If a line of the data contains the word "Edit", it is counted; report how many such lines there are and nothing else.

+ + +

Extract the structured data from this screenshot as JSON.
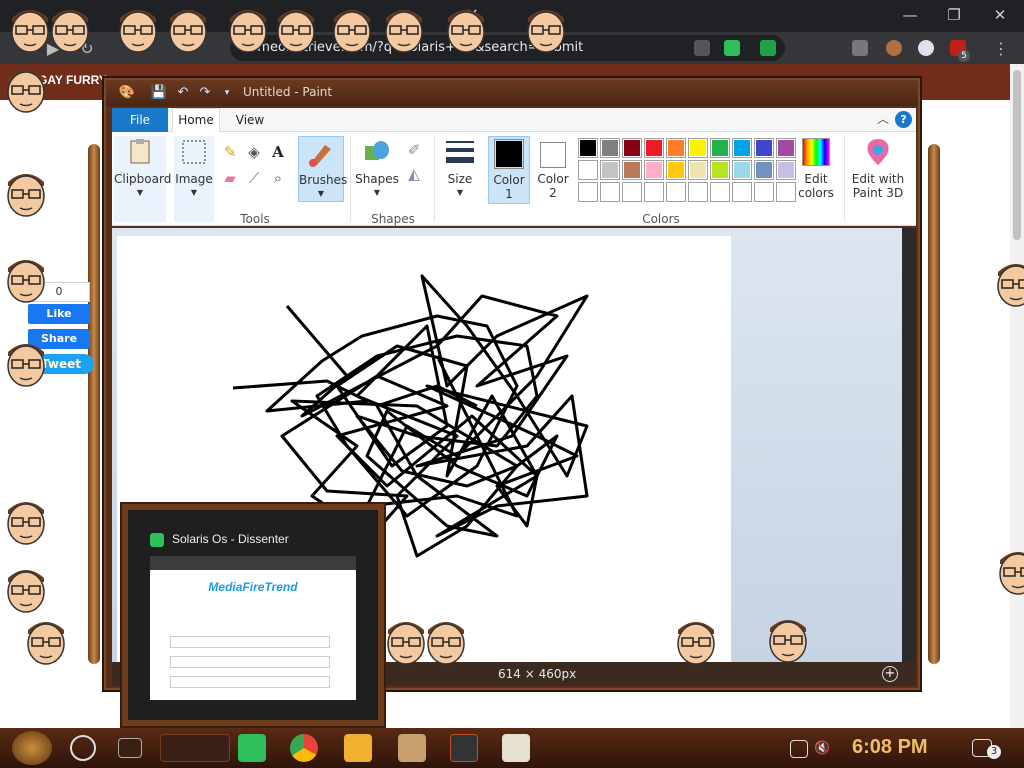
{
  "browser": {
    "address_url": "vimeo.retrieve.com/?q=solaris+OS&search=submit",
    "extension_badge_count": "5"
  },
  "page": {
    "nav_label": "GAY FURRY",
    "like_count": "0",
    "like_label": "Like",
    "share_label": "Share",
    "tweet_label": "Tweet"
  },
  "paint": {
    "title": "Untitled - Paint",
    "tabs": {
      "file": "File",
      "home": "Home",
      "view": "View"
    },
    "groups": {
      "clipboard": "Clipboard",
      "image": "Image",
      "tools": "Tools",
      "brushes": "Brushes",
      "shapes": "Shapes",
      "size": "Size",
      "color1": "Color 1",
      "color2": "Color 2",
      "colors": "Colors",
      "edit_colors": "Edit colors",
      "edit_paint3d": "Edit with Paint 3D"
    },
    "palette_row1": [
      "#000000",
      "#7f7f7f",
      "#880015",
      "#ed1c24",
      "#ff7f27",
      "#fff200",
      "#22b14c",
      "#00a2e8",
      "#3f48cc",
      "#a349a4"
    ],
    "palette_row2": [
      "#ffffff",
      "#c3c3c3",
      "#b97a57",
      "#ffaec9",
      "#ffc90e",
      "#efe4b0",
      "#b5e61d",
      "#99d9ea",
      "#7092be",
      "#c8bfe7"
    ],
    "palette_row3": [
      "#ffffff",
      "#ffffff",
      "#ffffff",
      "#ffffff",
      "#ffffff",
      "#ffffff",
      "#ffffff",
      "#ffffff",
      "#ffffff",
      "#ffffff"
    ],
    "color1_value": "#000000",
    "color2_value": "#ffffff",
    "canvas_size": "614 × 460px"
  },
  "preview": {
    "title": "Solaris Os - Dissenter",
    "site_title": "MediaFireTrend"
  },
  "taskbar": {
    "clock": "6:08 PM",
    "notification_count": "3"
  }
}
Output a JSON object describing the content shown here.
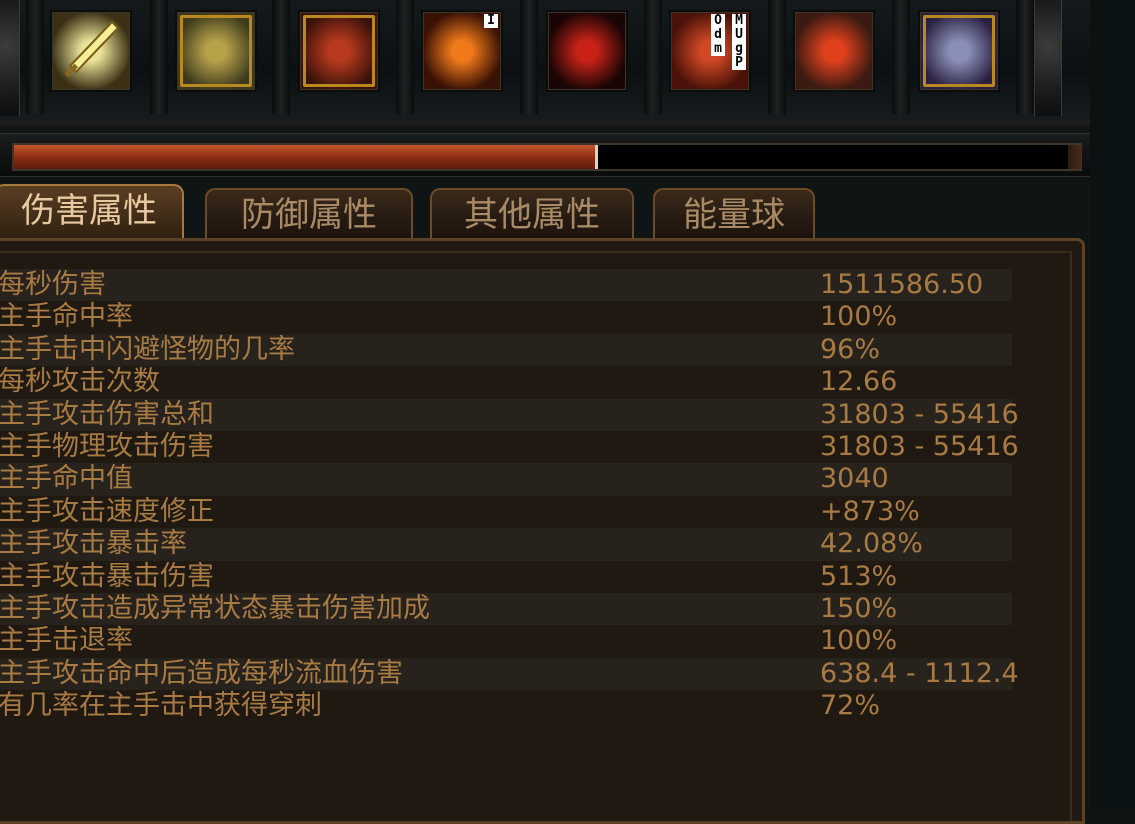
{
  "skillbar": {
    "slots": [
      {
        "name": "sword-skill-icon",
        "colors": [
          "#e9e39a",
          "#3b3014"
        ]
      },
      {
        "name": "golden-figure-skill-icon",
        "colors": [
          "#b7a24a",
          "#3d3a1c"
        ]
      },
      {
        "name": "red-warrior-skill-icon",
        "colors": [
          "#b83a1e",
          "#3a120a"
        ]
      },
      {
        "name": "fire-burst-skill-icon",
        "colors": [
          "#f07a1a",
          "#3a1105"
        ],
        "badge": "I"
      },
      {
        "name": "blood-figure-skill-icon",
        "colors": [
          "#c82218",
          "#1a0505"
        ]
      },
      {
        "name": "flame-wave-skill-icon",
        "colors": [
          "#d04826",
          "#4a1208"
        ],
        "badge_chars": [
          "O",
          "d",
          "m"
        ],
        "badge2_chars": [
          "M",
          "U",
          "g",
          "P"
        ]
      },
      {
        "name": "molten-eye-skill-icon",
        "colors": [
          "#e0411c",
          "#3a1a12"
        ]
      },
      {
        "name": "armored-knight-skill-icon",
        "colors": [
          "#8a8fb7",
          "#2a2040"
        ]
      }
    ]
  },
  "xp_bar": {
    "fill_fraction": 0.545
  },
  "tabs": [
    {
      "label": "伤害属性",
      "active": true
    },
    {
      "label": "防御属性",
      "active": false
    },
    {
      "label": "其他属性",
      "active": false
    },
    {
      "label": "能量球",
      "active": false
    }
  ],
  "stats": [
    {
      "label": "每秒伤害",
      "value": "1511586.50"
    },
    {
      "label": "主手命中率",
      "value": "100%"
    },
    {
      "label": "主手击中闪避怪物的几率",
      "value": "96%"
    },
    {
      "label": "每秒攻击次数",
      "value": "12.66"
    },
    {
      "label": "主手攻击伤害总和",
      "value": "31803 - 55416"
    },
    {
      "label": "主手物理攻击伤害",
      "value": "31803 - 55416"
    },
    {
      "label": "主手命中值",
      "value": "3040"
    },
    {
      "label": "主手攻击速度修正",
      "value": "+873%"
    },
    {
      "label": "主手攻击暴击率",
      "value": "42.08%"
    },
    {
      "label": "主手攻击暴击伤害",
      "value": "513%"
    },
    {
      "label": "主手攻击造成异常状态暴击伤害加成",
      "value": "150%"
    },
    {
      "label": "主手击退率",
      "value": "100%"
    },
    {
      "label": "主手攻击命中后造成每秒流血伤害",
      "value": "638.4 - 1112.4"
    },
    {
      "label": "有几率在主手击中获得穿刺",
      "value": "72%"
    }
  ]
}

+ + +

**Finished exercise**
2